Question: I’m thinking of a policy proposal that could easily mean the difference between life and death for tens or hundreds of thousands–conceivably even millions–of Americans who are alive at this very moment. Each year that passes magnifies the urgency of the problem this policy would address. Experts on both sides of the political spectrum appear to agree on both the pressing need for reform, and on the appropriate way to meet the challenge. Yet in our public debates we hear virtually nothing of this issue. What am I thinking of?

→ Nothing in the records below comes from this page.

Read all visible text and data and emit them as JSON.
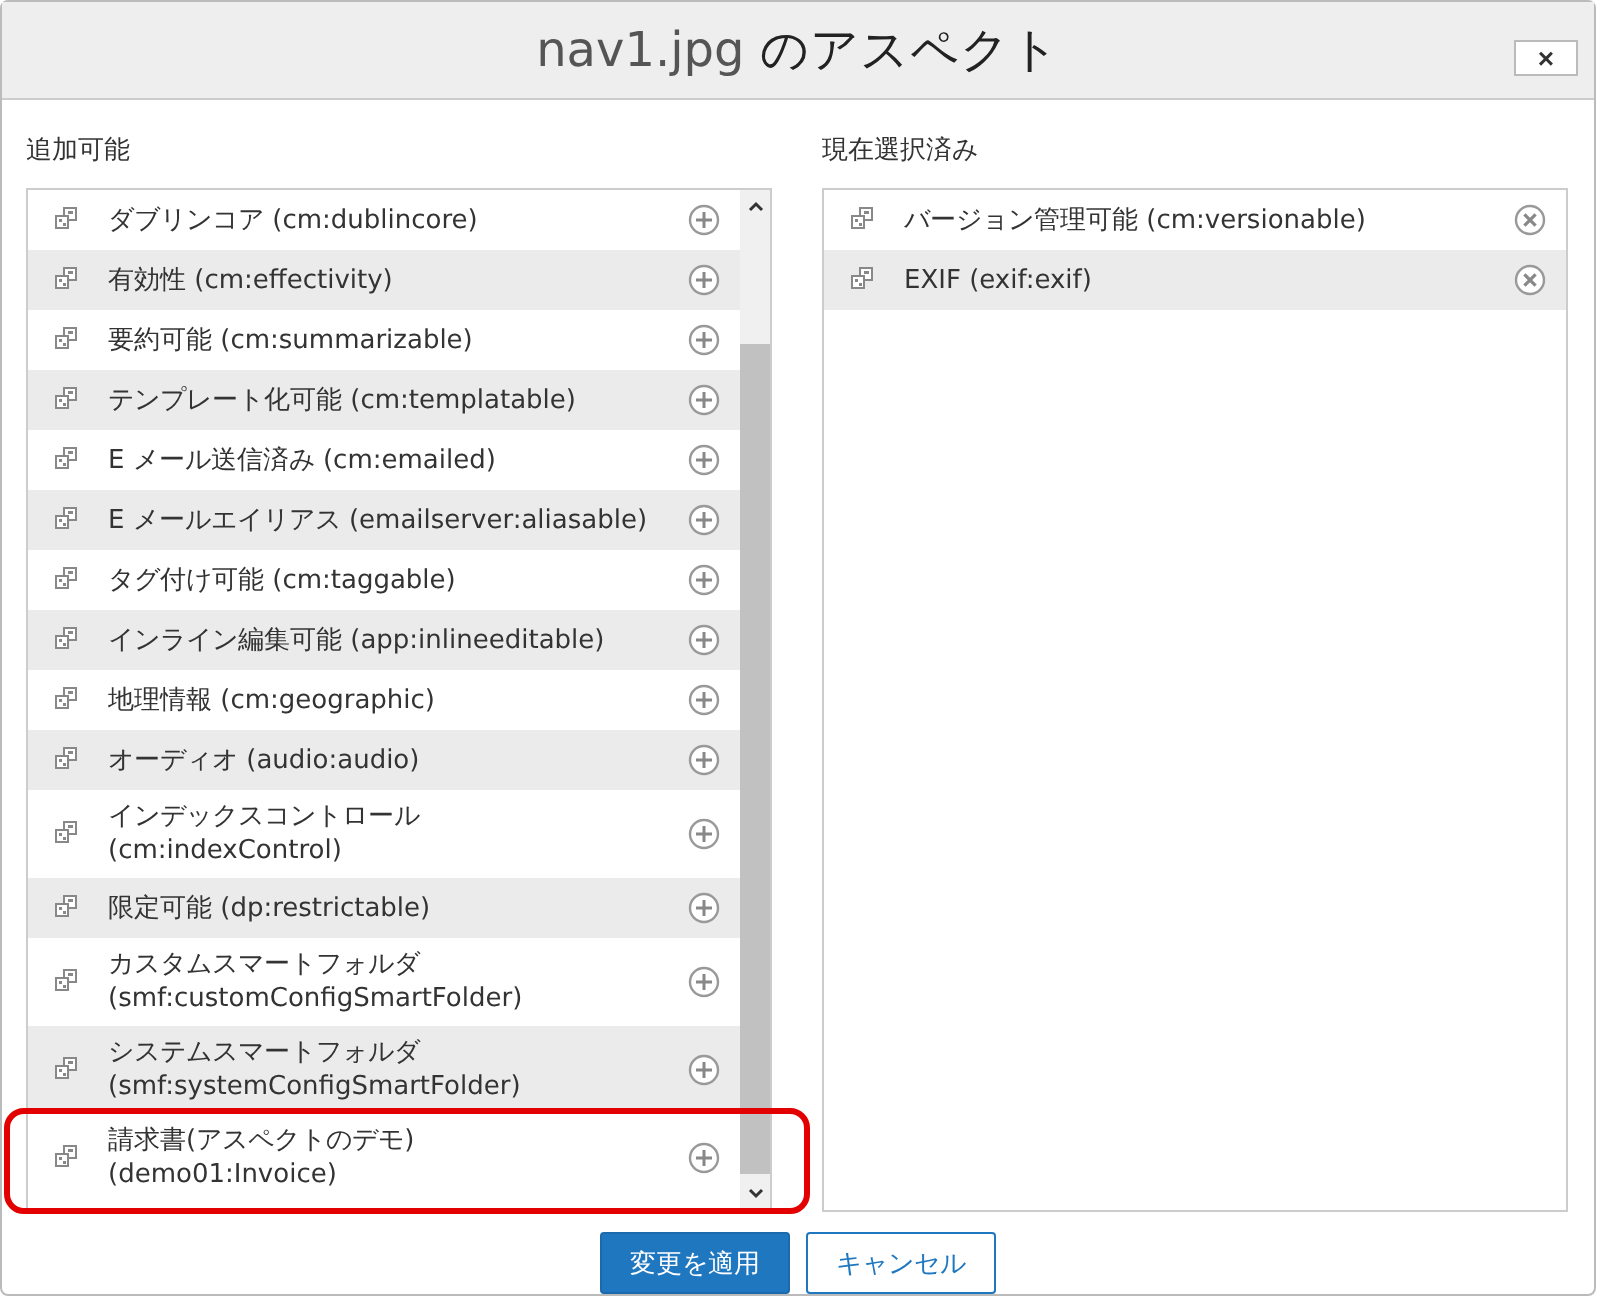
{
  "dialog": {
    "title_file": "nav1.jpg",
    "title_suffix": "のアスペクト",
    "close": "×"
  },
  "available": {
    "heading": "追加可能",
    "items": [
      {
        "label": "ダブリンコア (cm:dublincore)",
        "highlighted": false
      },
      {
        "label": "有効性 (cm:effectivity)",
        "highlighted": false
      },
      {
        "label": "要約可能 (cm:summarizable)",
        "highlighted": false
      },
      {
        "label": "テンプレート化可能 (cm:templatable)",
        "highlighted": false
      },
      {
        "label": "E メール送信済み (cm:emailed)",
        "highlighted": false
      },
      {
        "label": "E メールエイリアス (emailserver:aliasable)",
        "highlighted": false
      },
      {
        "label": "タグ付け可能 (cm:taggable)",
        "highlighted": false
      },
      {
        "label": "インライン編集可能 (app:inlineeditable)",
        "highlighted": false
      },
      {
        "label": "地理情報 (cm:geographic)",
        "highlighted": false
      },
      {
        "label": "オーディオ (audio:audio)",
        "highlighted": false
      },
      {
        "label": "インデックスコントロール\n(cm:indexControl)",
        "highlighted": false
      },
      {
        "label": "限定可能 (dp:restrictable)",
        "highlighted": false
      },
      {
        "label": "カスタムスマートフォルダ\n(smf:customConfigSmartFolder)",
        "highlighted": false
      },
      {
        "label": "システムスマートフォルダ\n(smf:systemConfigSmartFolder)",
        "highlighted": false
      },
      {
        "label": "請求書(アスペクトのデモ)\n(demo01:Invoice)",
        "highlighted": true
      }
    ]
  },
  "selected": {
    "heading": "現在選択済み",
    "items": [
      {
        "label": "バージョン管理可能 (cm:versionable)"
      },
      {
        "label": "EXIF (exif:exif)"
      }
    ]
  },
  "buttons": [
    {
      "label": "変更を適用",
      "kind": "primary"
    },
    {
      "label": "キャンセル",
      "kind": "secondary"
    }
  ]
}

Answer: Nuclear fallout shelters. This country needs to develop a system of fallout shelters and emergency drills, much like the old Cold War “duck and cover” drills. In “Our Fallout-Shelter Future,” I discussed a proposal by Stephen Peter Rosen, a conservative-leaning foreign policy expert, to bring back fallout shelters and drills. Now, in an important article in The Washington Quarterly entitled “The Day After: Action Following a Nuclear Blast in a U.S. City,” two key officials of the Clinton administration, Secretary of Defense William Perry, Assistant Secretary of Defense, Ashton Carter, and a former director of the Lawrence Livermore National Laboratory, Michael M. May, make the same case. It’s noteworthy that Rosen’s article appeared in the left-leaning journal, Foreign Policy, while the former Clinton administration officials have published in a right-leaning journal. This highlights the bipartisan nature of the recommendations.

Both articles make the point that the key objection to our Cold War shelter and drill programs no longer applies. By the end of the Cold War, attempts to stave off nuclear holocaust with drills and shelters looked ridiculous. With thousands of massive warheads pointed at America’s major cities, a significant nuclear exchange would have meant total national devastation.

Things are different now. Sometime over the next couple of decades, we face the reasonable likelihood of a single small-to-moderate-sized nuclear blast in one, or a few, American cities. These are precisely the circumstances in which fallout shelters, drills, and well-worked-out evacuation and communication plans can make a difference. If there are good arguments against moving in this direction, I haven’t heard them. What’s clear is that, at a minimum, we need to have a national discussion of this issue. At the moment, these two articles seem to me to make a compelling case for action.